The Woman of the Wolf is a fascinating collection, drawing on myth, fairy tales and biblical sources and it’s clear that the females in the story are the characters whose stories Vivien wants to tell. The men are often brutal and their behaviour downright vile; on several occasions women will choose death as a better option than staying in their company. The writing is often florid, surreal and in places verges on the hallucinogenic. The finer details of whether her settings, flora and fauna are accurate never bothers Vivien. She’s going for effect, really, with the vivid stories and brief vignettes creating memorable imagery.
I do have to mention that there are occasional racial stereotypes which we wouldn’t find acceptable nowadays; but these stories were written pre-20th century when values were very different. Vivien was herself a larger than life character, and her stories feature women from the same mould; a fascinating and entertaining collection.
Three Rival Sisters by Marie-Louise Gagneur
Translated by Anna Aitken & Polly Mackintosh
Turning to Marie-Louise Gagneur, she was an author from an earlier period to Vivien. Born in France in 1832, she had a long and illustrious career, writing more than 20 novels which often took up the cause of the status of women and attacked the influence of clericalism. Notably, she campaigned to change divorce laws and was appointed Chevalier of the Legion d’Honneur in 1901, shortly before her death.
Three Rival Sisters collects together two short works by Gagneur, and inevitably her focus is on the options open to women as well as the illusions of those approaching marriage. The title story tells of three sisters all attracted to the same man. Henriette, Renee and Gabrielle are doomed to meet different fates, and the one who wins Paul will find that marriage is not necessarily all she had hoped it would be. The second story, An Atonement is a dramatic piece where two lovers find they can finally be together after the man’s wife dies. But did he have any involvement in that death, and how will guilt affect their relationship?

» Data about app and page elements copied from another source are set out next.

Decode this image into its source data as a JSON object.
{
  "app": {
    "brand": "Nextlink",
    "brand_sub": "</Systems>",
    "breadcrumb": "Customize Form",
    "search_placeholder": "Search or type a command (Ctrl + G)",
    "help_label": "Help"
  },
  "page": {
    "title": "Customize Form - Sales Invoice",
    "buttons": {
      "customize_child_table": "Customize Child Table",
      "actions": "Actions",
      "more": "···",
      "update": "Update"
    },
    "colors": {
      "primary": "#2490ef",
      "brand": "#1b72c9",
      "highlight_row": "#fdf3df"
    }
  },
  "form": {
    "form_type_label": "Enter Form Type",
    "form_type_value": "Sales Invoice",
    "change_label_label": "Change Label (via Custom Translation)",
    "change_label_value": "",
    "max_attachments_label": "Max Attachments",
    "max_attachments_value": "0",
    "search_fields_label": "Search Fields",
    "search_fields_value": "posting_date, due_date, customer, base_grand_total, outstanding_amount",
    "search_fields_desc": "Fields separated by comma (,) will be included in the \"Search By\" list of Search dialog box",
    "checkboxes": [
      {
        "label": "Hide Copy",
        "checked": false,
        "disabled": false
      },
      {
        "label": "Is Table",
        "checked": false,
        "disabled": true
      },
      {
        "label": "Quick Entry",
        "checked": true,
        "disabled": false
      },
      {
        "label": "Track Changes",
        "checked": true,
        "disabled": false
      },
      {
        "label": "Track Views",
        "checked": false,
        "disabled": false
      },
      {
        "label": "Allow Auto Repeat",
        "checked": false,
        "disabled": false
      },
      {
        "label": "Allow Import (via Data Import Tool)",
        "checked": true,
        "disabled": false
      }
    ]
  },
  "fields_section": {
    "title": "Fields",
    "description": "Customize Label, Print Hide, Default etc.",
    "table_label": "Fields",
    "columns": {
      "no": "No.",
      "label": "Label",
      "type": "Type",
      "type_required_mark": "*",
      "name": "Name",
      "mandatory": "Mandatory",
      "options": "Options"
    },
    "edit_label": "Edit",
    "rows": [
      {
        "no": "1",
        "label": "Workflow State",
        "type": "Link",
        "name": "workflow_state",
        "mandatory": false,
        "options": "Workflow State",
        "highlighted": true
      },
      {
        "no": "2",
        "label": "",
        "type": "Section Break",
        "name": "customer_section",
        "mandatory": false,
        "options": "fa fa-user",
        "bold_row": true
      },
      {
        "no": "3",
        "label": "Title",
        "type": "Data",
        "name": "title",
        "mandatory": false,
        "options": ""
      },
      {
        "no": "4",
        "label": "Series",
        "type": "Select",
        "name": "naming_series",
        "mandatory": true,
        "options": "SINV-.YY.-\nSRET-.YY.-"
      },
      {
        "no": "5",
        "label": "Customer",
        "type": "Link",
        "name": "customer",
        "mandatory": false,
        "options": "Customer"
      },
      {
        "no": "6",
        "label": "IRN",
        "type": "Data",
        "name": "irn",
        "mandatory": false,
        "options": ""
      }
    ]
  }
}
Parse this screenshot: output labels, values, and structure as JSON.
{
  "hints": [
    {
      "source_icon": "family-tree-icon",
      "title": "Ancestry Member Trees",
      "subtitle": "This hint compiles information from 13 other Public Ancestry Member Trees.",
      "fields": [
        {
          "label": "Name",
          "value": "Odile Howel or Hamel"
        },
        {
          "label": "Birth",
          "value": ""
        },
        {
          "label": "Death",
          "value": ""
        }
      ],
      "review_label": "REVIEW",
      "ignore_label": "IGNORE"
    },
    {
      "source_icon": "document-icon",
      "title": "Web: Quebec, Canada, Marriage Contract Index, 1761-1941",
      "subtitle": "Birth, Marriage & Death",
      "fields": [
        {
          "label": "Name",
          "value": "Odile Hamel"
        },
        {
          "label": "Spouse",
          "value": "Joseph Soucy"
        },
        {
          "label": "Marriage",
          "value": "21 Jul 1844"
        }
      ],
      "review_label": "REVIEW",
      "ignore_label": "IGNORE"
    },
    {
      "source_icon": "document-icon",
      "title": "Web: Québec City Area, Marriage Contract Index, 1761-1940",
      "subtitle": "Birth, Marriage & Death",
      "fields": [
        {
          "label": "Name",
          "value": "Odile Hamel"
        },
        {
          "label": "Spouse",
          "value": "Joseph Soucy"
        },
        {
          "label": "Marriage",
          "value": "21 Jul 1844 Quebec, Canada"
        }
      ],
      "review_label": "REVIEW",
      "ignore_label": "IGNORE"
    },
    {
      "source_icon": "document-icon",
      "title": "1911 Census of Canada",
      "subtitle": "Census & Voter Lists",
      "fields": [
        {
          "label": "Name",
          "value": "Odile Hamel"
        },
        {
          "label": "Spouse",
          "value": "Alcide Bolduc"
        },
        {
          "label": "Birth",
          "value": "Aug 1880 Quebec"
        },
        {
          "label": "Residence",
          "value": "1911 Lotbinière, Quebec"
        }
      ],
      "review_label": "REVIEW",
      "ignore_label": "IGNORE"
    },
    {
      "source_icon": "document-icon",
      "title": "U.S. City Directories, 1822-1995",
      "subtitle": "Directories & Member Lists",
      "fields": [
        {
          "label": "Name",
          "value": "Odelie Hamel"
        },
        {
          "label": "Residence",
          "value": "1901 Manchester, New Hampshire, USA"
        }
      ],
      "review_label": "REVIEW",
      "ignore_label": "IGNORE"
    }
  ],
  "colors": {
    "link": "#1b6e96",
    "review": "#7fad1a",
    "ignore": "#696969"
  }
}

Gagneur’s stories are much more rooted in the reality of women’s lives of the period, though her prose can be at times as heightened as Vivien’s; and her stories share the same melodramatic action. But she highlights wonderfully the illusions under which women of the time laboured, the limited options available for them and the consequences of the strict and religious structure of the society in which they lived. Her searing indictment of marriage as a financial contract, leaving the woman as a possession of her husband, is sobering; and one of her sisters, having been through this, is determined her daughter will be educated so she is ready to meet men on equal terms, commenting “… I thus hope to spare her the dangerous illusions under which girls are normally brought up.” Her heroines might long for a different life to the one they’ve been permitted to have, but despite the involvement of women in the French Revolution of 1789, the status quo had been reinstated and it was not yet time for transgressive women to step outside the norm.
For someone like me who loves to read inspirational women’s writing, it’s wonderful to see an initiative like this coming to fruition. The lives of the women featured so far (including Violette Leduc, who makes up the third of the trilogy) range over the period from 1832 to 1972; and it’s fascinating to note on the changes in attitudes reflected over that period. I shall follow Gallic Books’ Revolutionary Women imprint with great interest and very much look forward to seeing which titles appear next!
Karen Langley blogs at kaggsysbookishramblings and dreams of one day actually visiting Paris…
Renee Vivien, The Woman of the Wolf and Other Stories (Gallic Books, 2020). 978-19110477946 111pp, paperback. BUY (affiliate link) at Blackwell’s.
Marie-Louise Gagneur, Three Rival Sisters (Gallic Books, 2020). 978-1910477953 143pp, paperback. BUY (affiliate link) at Blackwell’s.